## The problem
What lines in the records below include the word "placeholder"? Return each one.

## Available records
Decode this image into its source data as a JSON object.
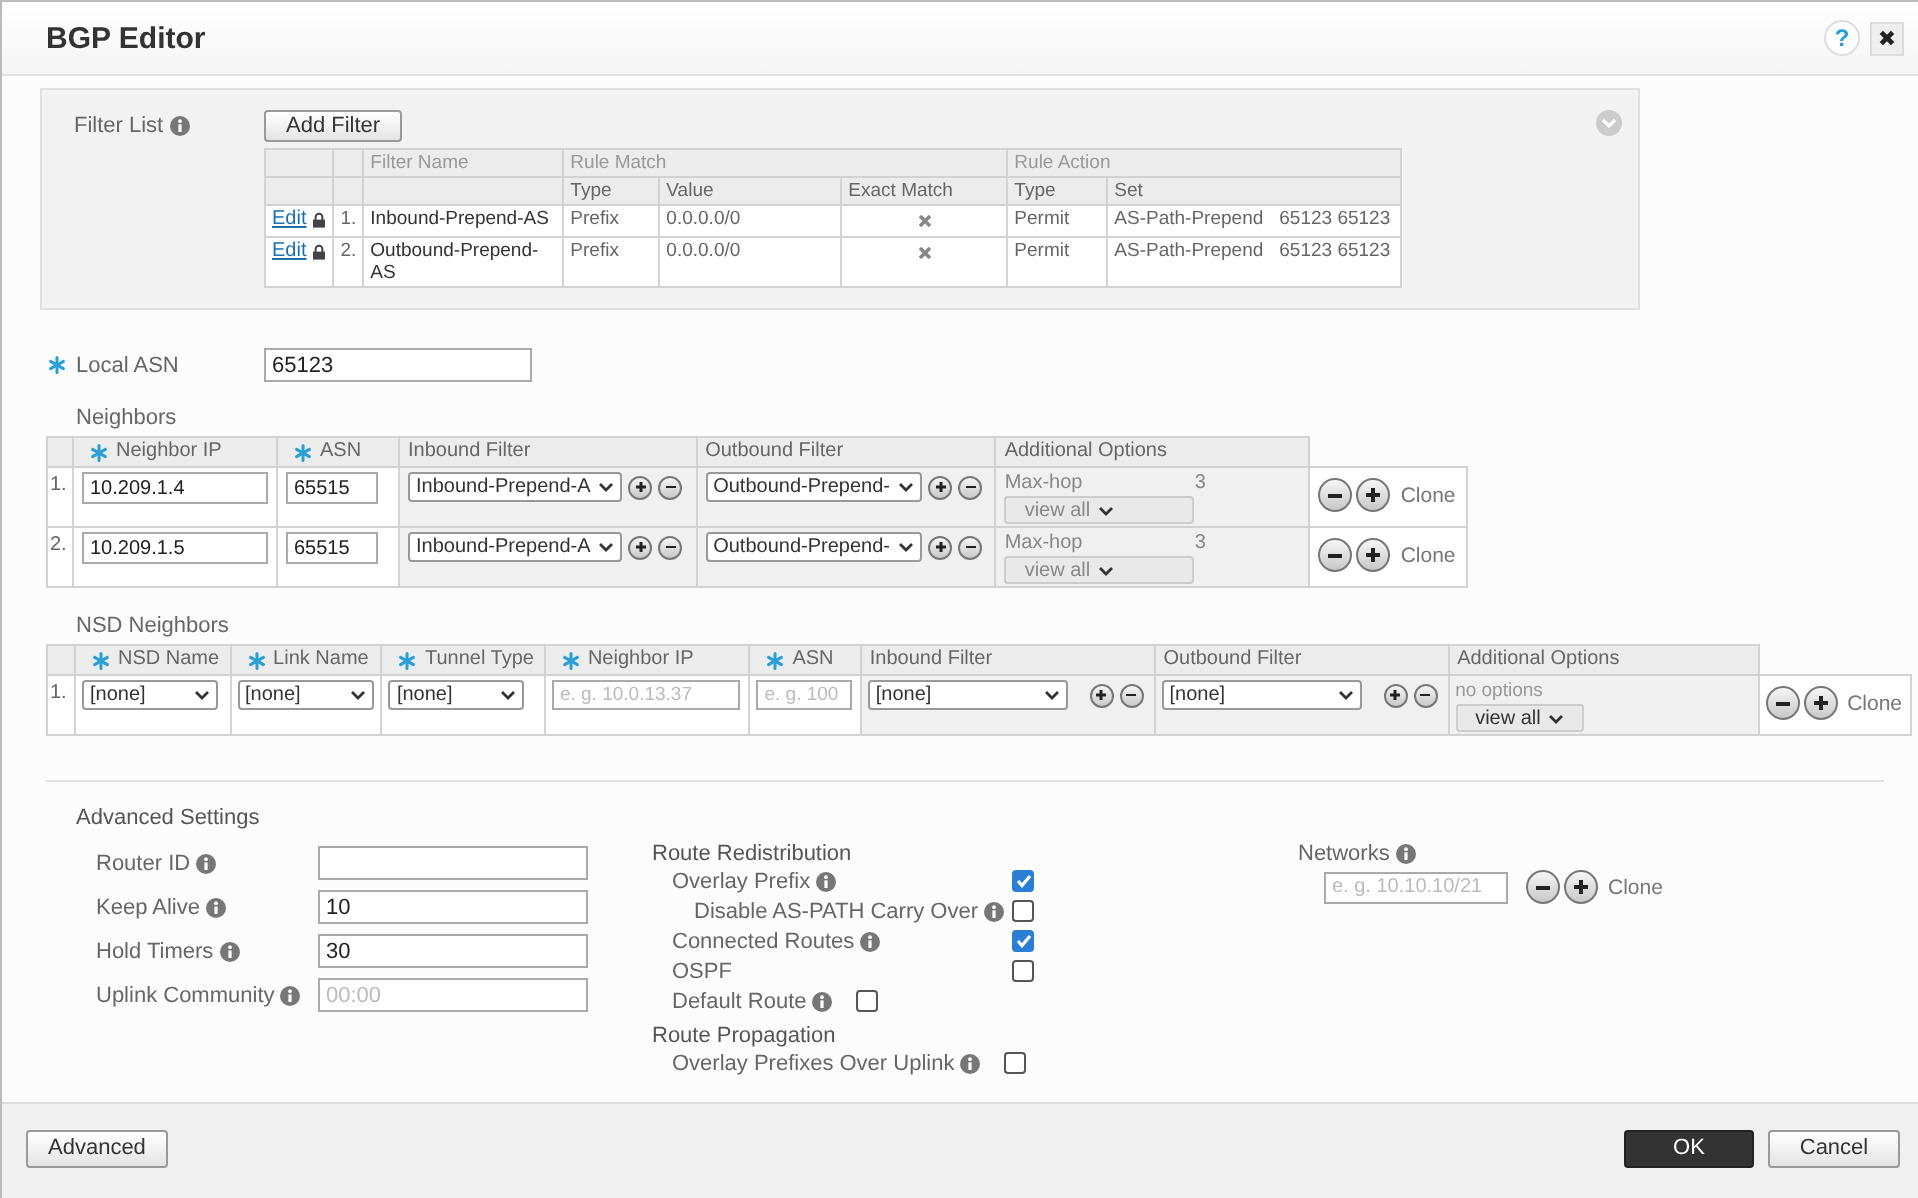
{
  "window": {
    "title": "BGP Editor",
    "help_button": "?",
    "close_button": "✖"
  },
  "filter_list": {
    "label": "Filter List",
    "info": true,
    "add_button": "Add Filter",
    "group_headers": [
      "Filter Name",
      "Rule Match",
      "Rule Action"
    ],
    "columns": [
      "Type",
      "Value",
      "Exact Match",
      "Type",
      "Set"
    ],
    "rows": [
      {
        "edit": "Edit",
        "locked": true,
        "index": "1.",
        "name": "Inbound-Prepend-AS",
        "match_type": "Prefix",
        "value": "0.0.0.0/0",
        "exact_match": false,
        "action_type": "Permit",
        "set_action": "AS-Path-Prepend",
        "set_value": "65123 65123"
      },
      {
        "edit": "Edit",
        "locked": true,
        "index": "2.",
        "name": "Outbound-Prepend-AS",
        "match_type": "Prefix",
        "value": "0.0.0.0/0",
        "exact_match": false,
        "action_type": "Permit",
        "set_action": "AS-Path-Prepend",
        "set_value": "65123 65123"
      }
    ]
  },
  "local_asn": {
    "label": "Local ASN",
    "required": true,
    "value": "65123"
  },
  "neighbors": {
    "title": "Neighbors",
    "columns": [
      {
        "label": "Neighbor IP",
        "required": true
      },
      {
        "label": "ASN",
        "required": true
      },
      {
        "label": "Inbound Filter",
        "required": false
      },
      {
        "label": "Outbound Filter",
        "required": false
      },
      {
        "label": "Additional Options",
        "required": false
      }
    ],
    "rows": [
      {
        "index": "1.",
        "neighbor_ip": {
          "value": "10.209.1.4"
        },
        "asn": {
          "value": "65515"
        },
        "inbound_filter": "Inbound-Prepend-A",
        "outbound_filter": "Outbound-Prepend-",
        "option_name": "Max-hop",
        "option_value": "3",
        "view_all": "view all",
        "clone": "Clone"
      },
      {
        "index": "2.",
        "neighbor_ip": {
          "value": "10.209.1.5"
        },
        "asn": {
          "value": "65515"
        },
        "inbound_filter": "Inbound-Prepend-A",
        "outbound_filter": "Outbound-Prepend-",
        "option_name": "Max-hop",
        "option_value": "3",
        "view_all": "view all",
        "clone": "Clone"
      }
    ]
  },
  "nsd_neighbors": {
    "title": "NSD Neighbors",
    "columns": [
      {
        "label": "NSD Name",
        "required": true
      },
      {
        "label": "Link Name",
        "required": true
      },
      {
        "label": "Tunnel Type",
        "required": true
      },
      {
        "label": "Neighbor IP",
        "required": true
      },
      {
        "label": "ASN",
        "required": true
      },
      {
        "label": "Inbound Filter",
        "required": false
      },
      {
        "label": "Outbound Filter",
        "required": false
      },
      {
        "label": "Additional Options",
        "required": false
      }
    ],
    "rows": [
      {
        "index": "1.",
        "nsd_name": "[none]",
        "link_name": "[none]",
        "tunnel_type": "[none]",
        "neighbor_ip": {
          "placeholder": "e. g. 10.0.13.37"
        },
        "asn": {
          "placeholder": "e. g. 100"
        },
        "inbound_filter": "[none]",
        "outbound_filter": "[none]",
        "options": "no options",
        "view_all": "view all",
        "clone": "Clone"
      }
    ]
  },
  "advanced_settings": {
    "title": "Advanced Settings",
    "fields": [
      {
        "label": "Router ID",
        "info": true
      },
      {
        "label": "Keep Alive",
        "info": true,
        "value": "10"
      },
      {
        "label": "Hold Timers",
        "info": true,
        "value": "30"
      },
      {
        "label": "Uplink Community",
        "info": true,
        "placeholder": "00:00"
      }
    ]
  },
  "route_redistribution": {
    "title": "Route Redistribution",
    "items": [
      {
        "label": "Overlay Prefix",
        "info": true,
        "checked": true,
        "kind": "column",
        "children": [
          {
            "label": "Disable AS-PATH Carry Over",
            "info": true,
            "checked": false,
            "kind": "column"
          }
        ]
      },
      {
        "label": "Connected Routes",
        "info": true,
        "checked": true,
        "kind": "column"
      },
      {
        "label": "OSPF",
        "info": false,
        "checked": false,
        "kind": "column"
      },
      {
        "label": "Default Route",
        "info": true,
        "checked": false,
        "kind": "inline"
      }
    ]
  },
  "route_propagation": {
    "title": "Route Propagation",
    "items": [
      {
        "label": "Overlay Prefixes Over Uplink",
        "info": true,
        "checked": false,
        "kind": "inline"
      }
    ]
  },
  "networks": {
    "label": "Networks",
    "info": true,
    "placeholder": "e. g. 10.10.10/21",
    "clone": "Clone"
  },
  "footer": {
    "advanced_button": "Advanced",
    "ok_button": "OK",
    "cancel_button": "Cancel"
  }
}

## Written solution
          "placeholder": "e. g. 10.0.13.37"
          "placeholder": "e. g. 100"
        "placeholder": "00:00"
    "placeholder": "e. g. 10.10.10/21",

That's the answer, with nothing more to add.